“Vltava” (The Moldau), No. 2 from Má Vlast (My Homeland)

by Max Derrickson

Bedřich Smetana
(Born in Litomyšl, near Prague, in1824; died in Prague (Czech Republic) in 1884)

“Vltava” (The Moldau), No. 2 from Má Vlast (My Homeland)

Smetana is renowned as the Father of Nationalist Czech music – or, Bohemian, as it was called in his day.  He determinedly dedicated his life to creating such music, beginning with operas whose themes were conspicuously nationalistic, and branching out into purely instrumental works with Bohemian roots.  Yet, in a life filled with disappointments, sorrows and tragedies – several of his children died in infancy, his first wife died of tuberculosis, his career was constantly harangued and judged – probably the cruelest blow of Smetana’s life came in the summer of 1874 when he began to lose his hearing due to syphilis, being completely deaf by 1875.  Despite all of these hardships, he began in 1874 the series of six symphonic tone paintings of his Má Vlast, which[…]. 

Má Vlast transformed the tone poem idea made famous by Liszt, one of Smetana’s musical heroes.  If a tone poem is a work linked by one ever-changing theme, Smetana morphed Liszt’s idea by creating a whole network of movements linked by a set of themes, large and small, playing larger and lesser roles to unify the whole.  In Smetana’s hands, Má Vlast became multiple symphonic poems within a symphonic poem.  This Symphonic Suite, as Smetana called it, is a gathering of six musical vignettes of all things Bohemian, geographically, iconically and folk-music centered.  The movements were written to be played either separately, in groupings, or all together in one concert.  Since its premiere in 1879, the most treasured of the six has been without question his second tone poem, Vltava, better known in its German translation as the Moldau.

Smetana provided general notes for each movement telling the tone poem’s “story.”   For the Moldau he wrote:
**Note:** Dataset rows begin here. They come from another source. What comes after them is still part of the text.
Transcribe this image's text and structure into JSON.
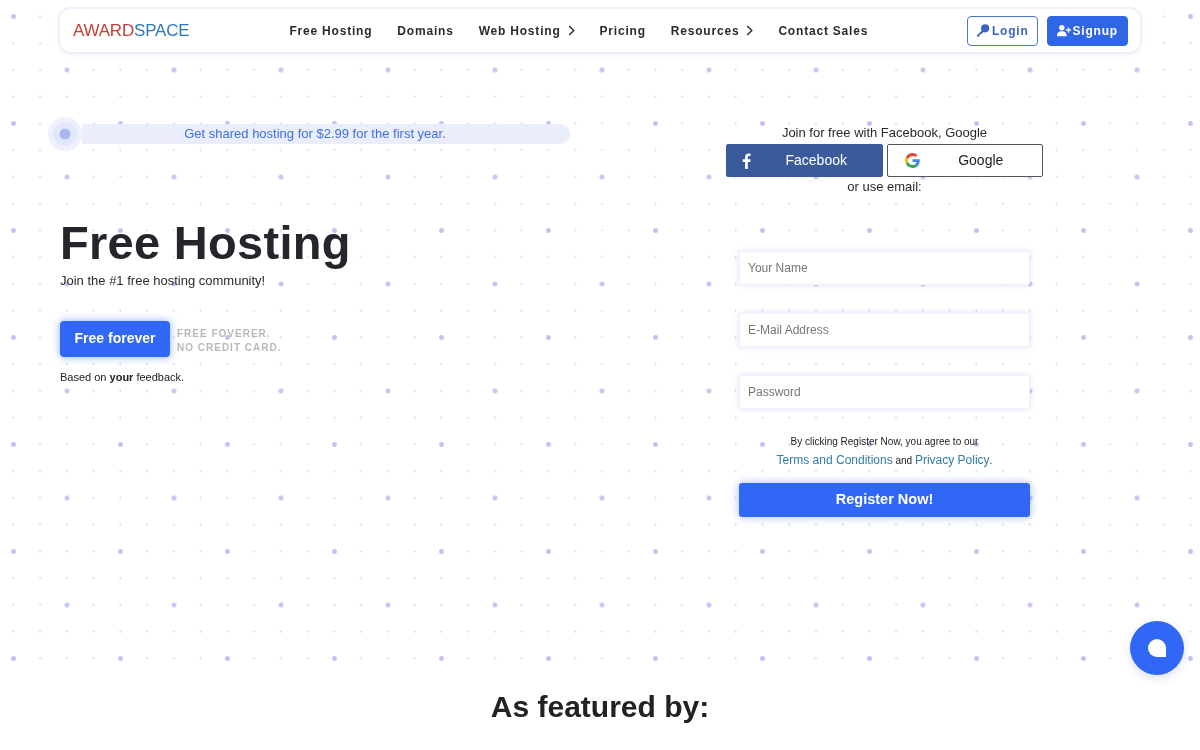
{
  "navbar": {
    "logo": {
      "first": "AWARD",
      "second": "SPACE"
    },
    "links": [
      {
        "label": "Free Hosting",
        "has_submenu": false
      },
      {
        "label": "Domains",
        "has_submenu": false
      },
      {
        "label": "Web Hosting",
        "has_submenu": true
      },
      {
        "label": "Pricing",
        "has_submenu": false
      },
      {
        "label": "Resources",
        "has_submenu": true
      },
      {
        "label": "Contact Sales",
        "has_submenu": false
      }
    ],
    "buttons": [
      {
        "label": "Login",
        "kind": "outline"
      },
      {
        "label": "Signup",
        "kind": "filled"
      }
    ]
  },
  "promo": {
    "text": "Get shared hosting for $2.99 for the first year."
  },
  "hero": {
    "title": "Free Hosting",
    "subtitle": "Join the #1 free hosting community!",
    "cta": "Free forever",
    "note_lines": [
      "FREE FOVERER.",
      "NO CREDIT CARD."
    ],
    "feedback": "Based on **your** feedback."
  },
  "signup": {
    "intro": "Join for free with Facebook, Google",
    "social_buttons": [
      {
        "label": "Facebook",
        "kind": "facebook"
      },
      {
        "label": "Google",
        "kind": "google"
      }
    ],
    "divider": "or use email:",
    "fields": [
      {
        "placeholder": "Your Name"
      },
      {
        "placeholder": "E-Mail Address"
      },
      {
        "placeholder": "Password"
      }
    ],
    "consent": {
      "lead": "By clicking Register Now, you agree to our",
      "terms_link": "Terms and Conditions",
      "joiner": "and",
      "privacy_link": "Privacy Policy",
      "end": "."
    },
    "submit": "Register Now!"
  },
  "featured": {
    "heading": "As featured by:"
  }
}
“Two springs pour forth in the shade of the Bohemian forest, one warm and gushing, the other cold and peaceful. Coming through Bohemia’s valleys, they grow into a mighty stream. Through the thick woods it flows as the merry sounds of a hunt and the notes of the hunter’s horn are heard ever closer. It flows through grass-grown pastures and lowlands where a wedding feast is being celebrated with song and dance. At night, wood and water nymphs revel in its sparkling waves. Reflected […] beyond the poet’s gaze.”

With marvelous tone painting, Smetana depicts the two springs at the opening by two crystalline flutes, growing in tandem, then adding orchestral forces until we hear what is undoubtedly the loveliest theme Smetana ever penned: the sweeping (mighty stream) Moldau theme played by full strings.  The horns call for the hunt, […] capital city of Prague with brass and majesty.  A reprise of the key four-note […] castle Vysherad, is heard in a stately fanfare while the twirling flutes from the poem’s beginning soon ebb serenely away.  A hearty good night by way of two forceful chords ends the Moldau’s musical journey.